In the case of South Carolina, a southern state, an early primary here does give us a glimpse about how candidates will fare in Dixie, which can still be called the solid South. That’s more important for Republicans than Democrats, and South Carolina has thus wedged its way into the early primary calendar.
Nevada is a relatively new addition to the early voting race and the state’s contest is a caucus. As a Western state, Nevada technically might show candidate viability in this region of the country. In 2008, candidate Barack Obama’s strong showing in the Nevada contest gave the contest greater credibility and thus visibility. Nevada is a state with a population whose demographics shift significantly from year to year, including a large and growing assortment of Latino and African-American voters, demographic groups that are important to the national viability of the Democratic party. For the Republicans, Nevada is not expected to be a state that is part of whatever national victory the party pieces together in November, but its relative diversity is interesting for the national GOP, as they contemplate their future in an increasingly diverse nation.
In 2016, the national party’s primary calendars are not fully coordinated so today’s contests include a Republican primary vote in South Carolina and a Democratic Caucus vote in Nevada. It’s peculiar and will rather divide our attention today.
Still reading? It’s time for the heart of the matter: predictions.
Let’s start with Nevada’s Democratic caucus contest. Even on a Saturday, a caucus is still a low turn-out event, especially for the party most attractive to working class Nevadans, as the Democratic party is. Here, organizational groundwork is essential and that means the advantage goes to Hillary Clinton, who should win the contest by 4-5 percentage points.
The Republican contest in South Carolina will feature a truckload of evangelical voters and, like New Hampshire, should winnow the number of contestants. In theory, evangelical voters should be looking to Ted Cruz as their savior but Donald Trump is funneling a lot of evangelical voters his way, perhaps a sign that Trump’s brand of discontentment populism is more salient to these voters than religion. That possibility is worth exploring down the line, especially if Trump’s appeal in Southern contests holds firm. Marco Rubio has the support of South Carolina Governor Nikki Haley; Rubio is increasingly the establishment’s candidate, a designation that has been important in previous years but doesn’t seem to hold the same weight in 2016 Republican circles.
So…how does this messy contest unfold?
Let’s dispense with the easy calls first. John Kasich’s number two showing in New Hampshire won’t matter in the Palmetto state and he’ll finish fifth. Fourth place will go to Jeb Bush. Both of them will probably stay alive for the March 1st Super Tuesday contest, with high single digit-low double digit showings. Former voter darling Ben Carson is going to come in sixth, with numbers in the low single digits. His campaign is done.
That leaves the top three finishers.

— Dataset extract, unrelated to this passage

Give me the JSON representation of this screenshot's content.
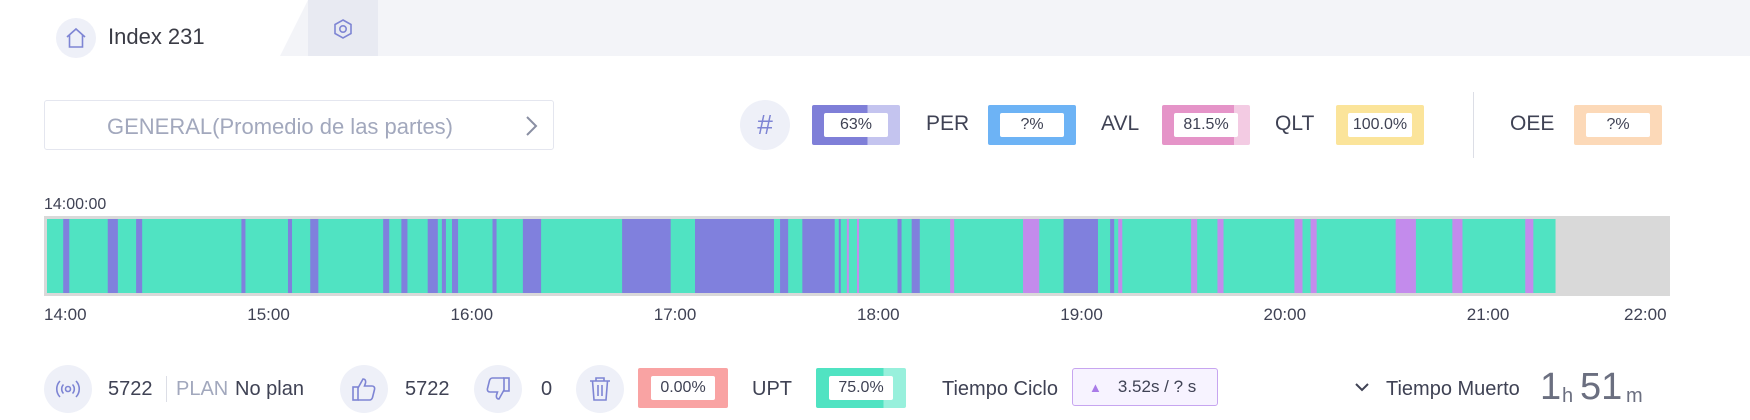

God save us, but it’s looking like Donald Trump will win in South Carolina. If he’s north of 35%, then we need to start believing that Trump is going to be around for a while and might actually score himself the Republican nomination or foster a battle royale brokered convention. I believe Trump will be north of 30% but just below 35% in South Carolina; still a cause for concern if you are the national Republican party.
I am not in that party; moreover I do not think that Trump can win a general election. I do think he is actively bad for the Republican party; not to mention the republic. I no longer find him the least bit amusing. But this post is already way too long, so we’ll explore that rich vein later.
I will call second place for Marco Rubio by just a smidge over the persistently unlikeable Ted Cruz, with the two of them in the mid-20s. The unpleasant trio of Trump, Rubio, and Cruz will then head into super-Tuesday with the gloves off.